So much power, so little time.. Analysing sites and developing patches takes a lot of time. We are nowhere near IE8's overwhelming list of 2400+ sites. (Actually, browsing the IE8 list is a Déjà vu experience. Many familiar names, many sites we need to patch or contact for various reasons too.)
Nevertheless, our list is shorter - fortunately! Technical analysis with the level of detail required to support our site patching can be very time consuming, so I hope we'll remain smaller and more focused than the IE list. We will however scale the efforts up - we're at 600+ entries in the database and there is room for plenty of more - and we welcome contributions.
I just said there is room for plenty of more patches. But how far can we scale site patching before performance suffers too much?
Apparently we can keep going for quite a while. Some profiling work we did recently indicates that we can patch upwards of 10 000 specific sites without slowing Opera down by more than a couple of percentage points. And frankly, by the time we've written patches for 10 000 sites you've probably bought a more powerful computer..
Isn't it unsafe? Can't a virus or malicious server fake your browser.js file and gain instant control of your Opera browsing?
The short answer is: no.
The longer answer is that this would be possible without our security precautions, but it is in fact all taken care of. Every file is signed, so Opera can check that it is a genuine file and that it has not been tampered with. Such a signature is very, very hard to fake. If a malicious server or virus alters the file, Opera will stop using it and try to download a fresh version from the server.
One of the things that surprised me most about browser.js work is how quickly the web changes. By paying such close attention to specific sites we see the web as a whole evolve, and it's iterating faster than I would have dared to expect. And contrary to what you might expect, we do see sites change to become more Opera-friendly after we've patched them!
That means site patching works. It works because it improves compatibility, thereby giving users a real choice in browsers and - as weird as it may sound - as a direct effect of that, it gives webmasters incentives to make sure their sites are Opera- and cross-browser-compatible.
Welcome to the future - made of and with standards, openness and site patching.
About the author
Hallvord R. M. Steen works for Opera's core team on quality assurance, testing and web compatibility.
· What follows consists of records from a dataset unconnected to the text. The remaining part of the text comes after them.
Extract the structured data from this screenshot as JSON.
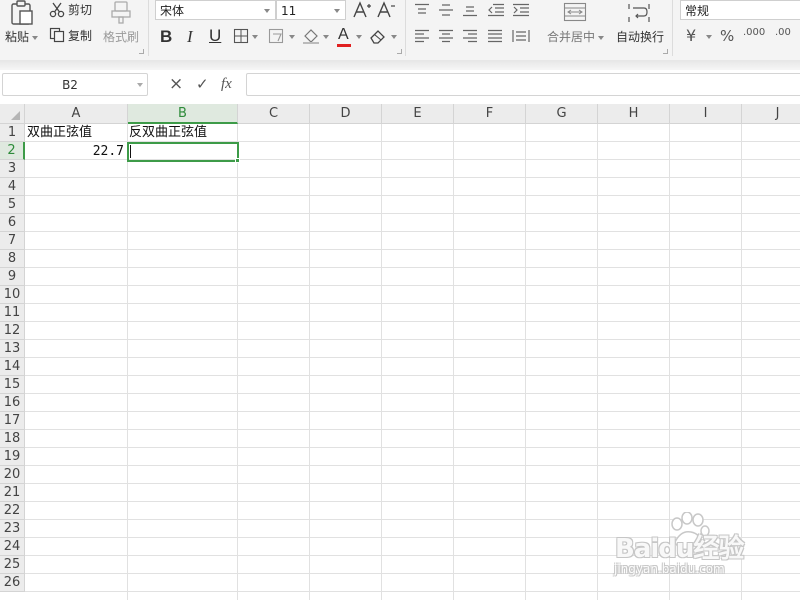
{
  "ribbon": {
    "clipboard": {
      "paste_label": "粘贴",
      "cut_label": "剪切",
      "copy_label": "复制",
      "format_painter_label": "格式刷"
    },
    "font": {
      "font_name": "宋体",
      "font_size": "11",
      "bold_glyph": "B",
      "italic_glyph": "I",
      "underline_glyph": "U",
      "font_color_glyph": "A",
      "font_color": "#e02020"
    },
    "alignment": {
      "merge_center_label": "合并居中",
      "wrap_text_label": "自动换行"
    },
    "number": {
      "format_value": "常规",
      "currency_glyph": "¥",
      "percent_glyph": "%",
      "decimal_increase_glyph": ".000",
      "decimal_decrease_glyph": ".00"
    }
  },
  "formula_bar": {
    "name_box": "B2",
    "cancel_glyph": "×",
    "enter_glyph": "✓",
    "function_glyph": "fx",
    "formula_value": ""
  },
  "grid": {
    "columns": [
      "A",
      "B",
      "C",
      "D",
      "E",
      "F",
      "G",
      "H",
      "I",
      "J"
    ],
    "active_column": "B",
    "rows": [
      "1",
      "2",
      "3",
      "4",
      "5",
      "6",
      "7",
      "8",
      "9",
      "10",
      "11",
      "12",
      "13",
      "14",
      "15",
      "16",
      "17",
      "18",
      "19",
      "20",
      "21",
      "22",
      "23",
      "24",
      "25",
      "26"
    ],
    "active_row": "2",
    "cells": {
      "A1": "双曲正弦值",
      "B1": "反双曲正弦值",
      "A2": "22.7",
      "B2": ""
    },
    "selection_color": "#3d9b48"
  },
  "watermark": {
    "main_text": "Baidu经验",
    "sub_text": "jingyan.baidu.com"
  }
}
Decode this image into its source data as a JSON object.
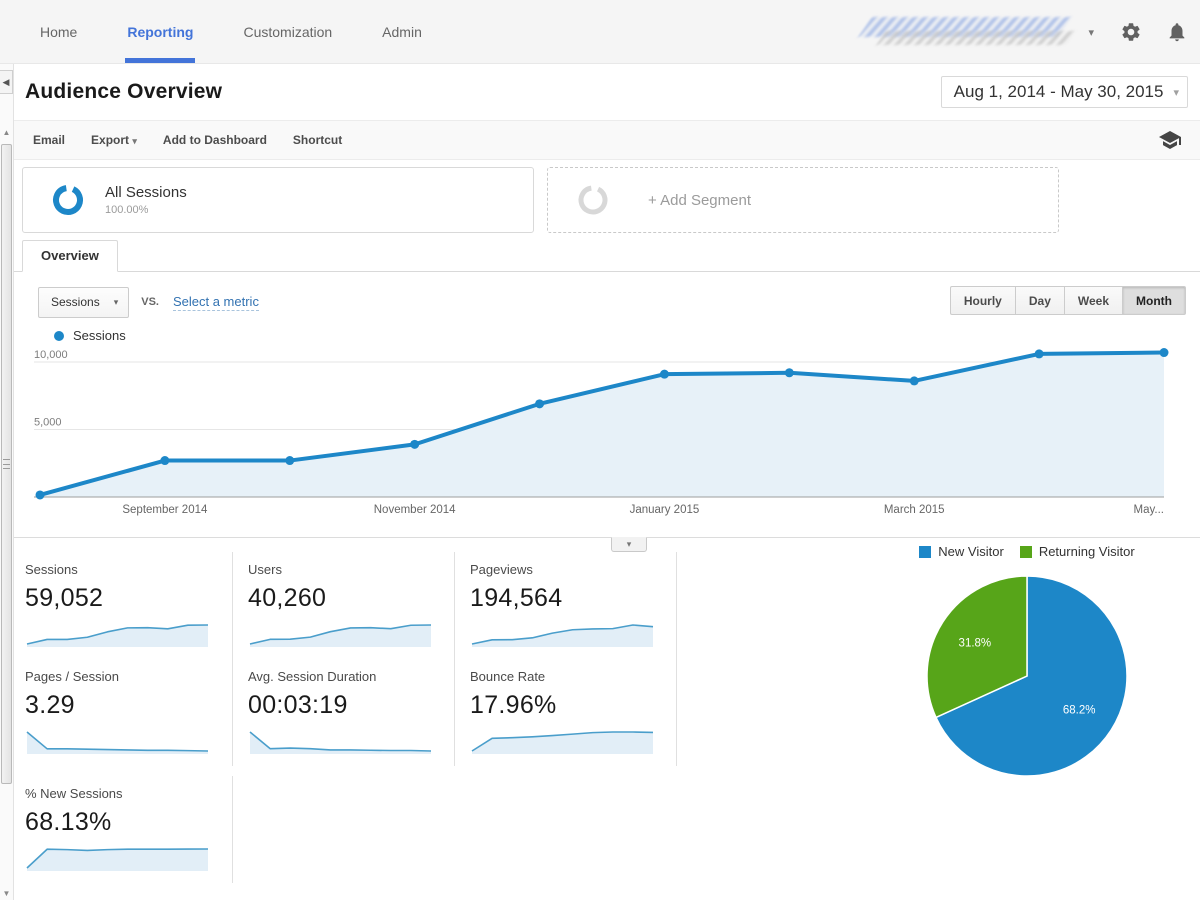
{
  "nav": {
    "items": [
      {
        "label": "Home"
      },
      {
        "label": "Reporting",
        "active": true
      },
      {
        "label": "Customization"
      },
      {
        "label": "Admin"
      }
    ]
  },
  "header": {
    "title": "Audience Overview",
    "date_range": "Aug 1, 2014 - May 30, 2015"
  },
  "toolbar": {
    "email": "Email",
    "export": "Export",
    "add_to_dashboard": "Add to Dashboard",
    "shortcut": "Shortcut"
  },
  "segments": {
    "all_sessions": {
      "label": "All Sessions",
      "percent": "100.00%"
    },
    "add_segment": "+ Add Segment"
  },
  "tabs": {
    "overview": "Overview"
  },
  "controls": {
    "metric_dropdown": "Sessions",
    "vs": "VS.",
    "select_metric": "Select a metric",
    "granularity": [
      "Hourly",
      "Day",
      "Week",
      "Month"
    ],
    "granularity_active": "Month"
  },
  "colors": {
    "line_blue": "#1d87c8",
    "area_fill": "#e7f1f8",
    "spark_line": "#4a9ecb",
    "spark_fill": "#e2eef7",
    "pie_blue": "#1d87c8",
    "pie_green": "#57a519",
    "grid": "#e6e6e6",
    "axis": "#9e9e9e"
  },
  "chart_data": [
    {
      "type": "line",
      "series": [
        {
          "name": "Sessions",
          "values": [
            150,
            2700,
            2700,
            3900,
            6900,
            9100,
            9200,
            8600,
            10600,
            10700
          ]
        }
      ],
      "x": [
        "Aug 2014",
        "Sep 2014",
        "Oct 2014",
        "Nov 2014",
        "Dec 2014",
        "Jan 2015",
        "Feb 2015",
        "Mar 2015",
        "Apr 2015",
        "May 2015"
      ],
      "ylim": [
        0,
        11000
      ],
      "yticks": [
        {
          "v": 5000,
          "label": "5,000"
        },
        {
          "v": 10000,
          "label": "10,000"
        }
      ],
      "xticks": [
        {
          "i": 1,
          "label": "September 2014"
        },
        {
          "i": 3,
          "label": "November 2014"
        },
        {
          "i": 5,
          "label": "January 2015"
        },
        {
          "i": 7,
          "label": "March 2015"
        },
        {
          "i": 9,
          "label": "May...",
          "anchor": "end"
        }
      ],
      "legend": [
        "Sessions"
      ],
      "grid": true
    },
    {
      "type": "pie",
      "slices": [
        {
          "label": "New Visitor",
          "value": 68.2,
          "pct_label": "68.2%",
          "color": "#1d87c8"
        },
        {
          "label": "Returning Visitor",
          "value": 31.8,
          "pct_label": "31.8%",
          "color": "#57a519"
        }
      ],
      "legend_position": "top"
    }
  ],
  "metrics": [
    {
      "label": "Sessions",
      "value": "59,052",
      "spark": [
        150,
        2700,
        2700,
        3900,
        6900,
        9100,
        9200,
        8600,
        10600,
        10700
      ]
    },
    {
      "label": "Users",
      "value": "40,260",
      "spark": [
        120,
        2000,
        2050,
        2900,
        5100,
        6600,
        6700,
        6300,
        7700,
        7800
      ]
    },
    {
      "label": "Pageviews",
      "value": "194,564",
      "spark": [
        500,
        8000,
        8300,
        11500,
        20000,
        26000,
        27500,
        28000,
        34500,
        31500
      ]
    },
    {
      "label": "Pages / Session",
      "value": "3.29",
      "spark": [
        5.6,
        3.3,
        3.3,
        3.25,
        3.2,
        3.15,
        3.1,
        3.1,
        3.05,
        3.0
      ]
    },
    {
      "label": "Avg. Session Duration",
      "value": "00:03:19",
      "spark": [
        340,
        205,
        210,
        205,
        195,
        195,
        192,
        190,
        190,
        186
      ]
    },
    {
      "label": "Bounce Rate",
      "value": "17.96%",
      "spark": [
        9.5,
        15.5,
        15.8,
        16.2,
        16.8,
        17.5,
        18.2,
        18.5,
        18.5,
        18.3
      ]
    },
    {
      "label": "% New Sessions",
      "value": "68.13%",
      "spark": [
        45,
        69,
        68.5,
        67.5,
        68.5,
        69,
        69,
        69,
        69.2,
        69.3
      ]
    }
  ]
}
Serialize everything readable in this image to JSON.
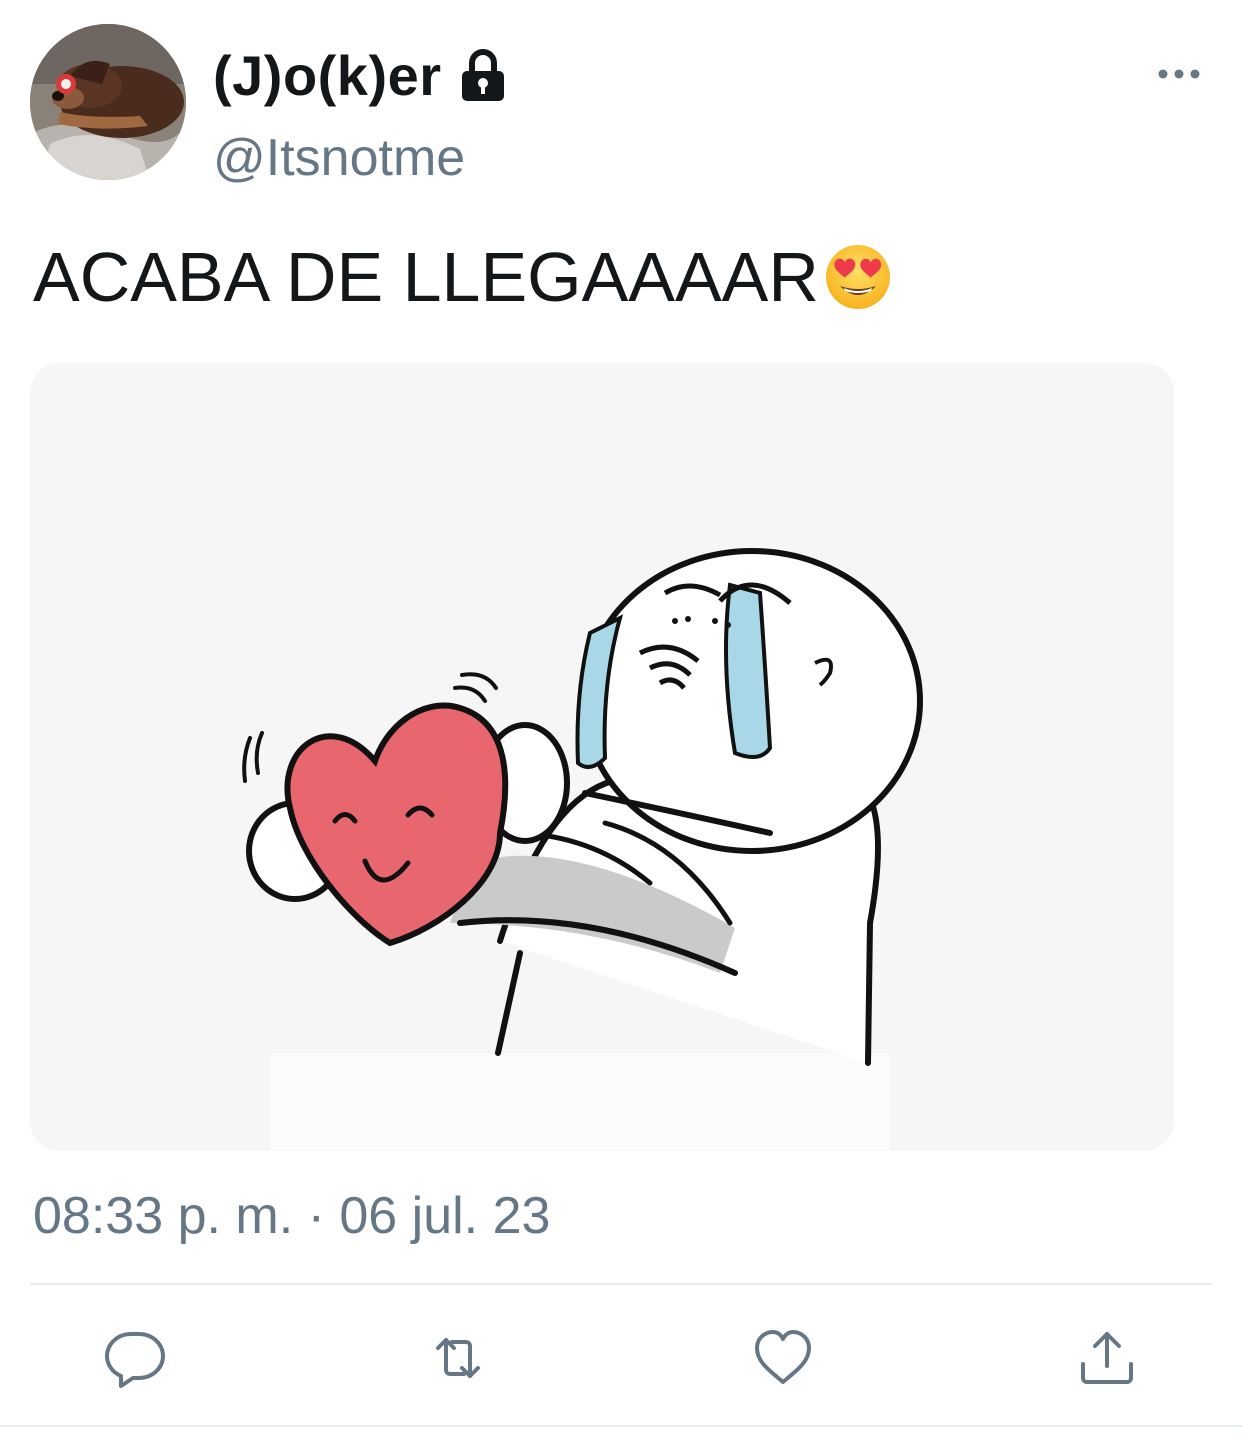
{
  "tweet": {
    "display_name": "(J)o(k)er",
    "handle": "@Itsnotme",
    "protected": true,
    "text": "ACABA DE LLEGAAAAR",
    "text_emoji": "smiling-face-with-heart-eyes-icon",
    "timestamp": "08:33 p. m. · 06 jul. 23"
  },
  "icons": {
    "lock": "lock-icon",
    "more": "more-options-icon",
    "reply": "reply-icon",
    "retweet": "retweet-icon",
    "like": "heart-icon",
    "share": "share-icon"
  },
  "colors": {
    "text_primary": "#14171a",
    "text_secondary": "#657786",
    "icon_gray": "#657786",
    "divider": "#e6ecf0",
    "heart_red": "#e8666e",
    "tear_blue": "#a8d8e8"
  }
}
He maintains the browser.js file and can break all websites worldwide with a minor typo.